The Original American Safety Net
Why investing in my horse vending machine business is the patriotic thing to do.
The other day, for a forthcoming podcast episode, I sat down with private equity tycoon David Rubenstein about his new book, The American Experiment: Dialogues on a Dream.
We spoke about democracy, capitalism, the endless toll of slavery and the success — or failure — of the Experiment. The subject of his personal $4.5 billion barely came up. That’s kind of amusing, because after our amiable chat, two things were abundantly clear:
Our Constitution and earliest federal laws prove that the founders saw entrepreneurship as fundamental not just to American capitalism, but to our democracy itself.
The certainty that Mr. Rubenstein and I will soon be business partners. In the coming days, you will be reading of a “significant investment” in my startup, Horse Vending Machine Associates. Potentially, this prudent wager will make him a very wealthy man. Because, while you probably haven’t thought of this I have: the quik-horse market is vastly underserved.
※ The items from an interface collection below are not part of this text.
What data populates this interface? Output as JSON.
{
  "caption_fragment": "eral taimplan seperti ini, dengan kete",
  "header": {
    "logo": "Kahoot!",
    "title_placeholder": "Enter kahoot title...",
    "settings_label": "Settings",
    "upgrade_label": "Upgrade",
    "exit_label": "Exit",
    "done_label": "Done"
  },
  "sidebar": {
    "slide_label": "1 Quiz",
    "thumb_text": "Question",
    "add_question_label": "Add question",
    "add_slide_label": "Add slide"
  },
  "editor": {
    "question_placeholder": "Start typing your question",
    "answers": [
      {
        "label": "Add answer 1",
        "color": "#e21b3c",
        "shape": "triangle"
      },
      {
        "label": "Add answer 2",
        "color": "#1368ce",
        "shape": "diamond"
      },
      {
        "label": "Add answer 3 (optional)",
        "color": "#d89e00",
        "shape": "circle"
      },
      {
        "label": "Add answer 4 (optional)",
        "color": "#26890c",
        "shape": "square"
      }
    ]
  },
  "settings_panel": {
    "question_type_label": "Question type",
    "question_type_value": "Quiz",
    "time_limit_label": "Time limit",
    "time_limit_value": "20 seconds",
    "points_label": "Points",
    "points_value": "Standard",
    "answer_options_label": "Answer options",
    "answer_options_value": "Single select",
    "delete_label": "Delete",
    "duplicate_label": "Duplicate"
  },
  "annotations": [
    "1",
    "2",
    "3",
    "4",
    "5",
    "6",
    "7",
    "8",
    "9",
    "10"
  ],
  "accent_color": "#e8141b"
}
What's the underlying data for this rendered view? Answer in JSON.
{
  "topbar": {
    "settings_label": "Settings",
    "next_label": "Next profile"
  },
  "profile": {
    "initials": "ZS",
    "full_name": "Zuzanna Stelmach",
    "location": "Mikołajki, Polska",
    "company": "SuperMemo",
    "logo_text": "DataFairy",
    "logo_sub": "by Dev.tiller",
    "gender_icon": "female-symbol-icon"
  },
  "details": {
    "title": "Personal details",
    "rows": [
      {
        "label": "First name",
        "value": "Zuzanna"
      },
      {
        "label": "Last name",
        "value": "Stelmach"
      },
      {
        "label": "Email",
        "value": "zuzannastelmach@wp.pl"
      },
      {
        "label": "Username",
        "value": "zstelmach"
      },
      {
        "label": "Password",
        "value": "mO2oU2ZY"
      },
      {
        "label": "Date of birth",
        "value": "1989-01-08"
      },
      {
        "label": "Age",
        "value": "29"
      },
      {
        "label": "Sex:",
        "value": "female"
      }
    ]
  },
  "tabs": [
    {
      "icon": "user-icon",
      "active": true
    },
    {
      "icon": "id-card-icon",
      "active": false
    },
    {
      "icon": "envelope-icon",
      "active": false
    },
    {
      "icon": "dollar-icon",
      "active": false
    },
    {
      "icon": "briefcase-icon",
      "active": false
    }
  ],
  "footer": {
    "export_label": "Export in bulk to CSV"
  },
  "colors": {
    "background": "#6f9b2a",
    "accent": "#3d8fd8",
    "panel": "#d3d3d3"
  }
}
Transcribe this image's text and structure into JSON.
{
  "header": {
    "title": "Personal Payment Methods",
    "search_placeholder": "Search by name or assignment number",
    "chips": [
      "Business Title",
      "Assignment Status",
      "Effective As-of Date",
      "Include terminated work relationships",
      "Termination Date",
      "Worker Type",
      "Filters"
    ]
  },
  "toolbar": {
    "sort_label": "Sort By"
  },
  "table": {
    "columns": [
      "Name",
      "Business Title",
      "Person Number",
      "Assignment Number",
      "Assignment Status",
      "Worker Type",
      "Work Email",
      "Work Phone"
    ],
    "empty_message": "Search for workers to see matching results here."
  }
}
Now let me get a couple of things straight. First of all, this is in no way comparable to a few of my previous entrepreneurial ventures. At this time of year, when holiday celebrations are so abundant, it pains me to remember how much I overestimated the demand for a pork-based product that I called Meat Nog. It was to have extended the nog category to include not just egg and meat, but eventually fish nog, pepper nog and mulch nog. This was a bad bet on my own part, and I accept responsibility.
Not so my previous unrequited dream. Eyeing the $24 billion sushi market in the U.S. alone, and more than $100 billion worldwide, I spent four stressful years pitching backers for a chain of restaurants that would have gotten them in on the ground floor of my masterstroke concept: chicken sushi. With initial capitalization of $35 million, I forecasted retail sales at Salmonella Villa of $247 million after only three years in the U.S. alone. But I simply could not attract the capital. This was emphatically not my fault. The bankers and VCs were simply stupid. Dumb. Dumb. Dumb.
I do not want to relive that nightmare, so — speaking of dumb — I guess I should clarify my business model for the countless dopes who hear about Horse Vending Machine Associates and ask: “Are they machines from which horses may buy items, or are they machines that dispense horses?”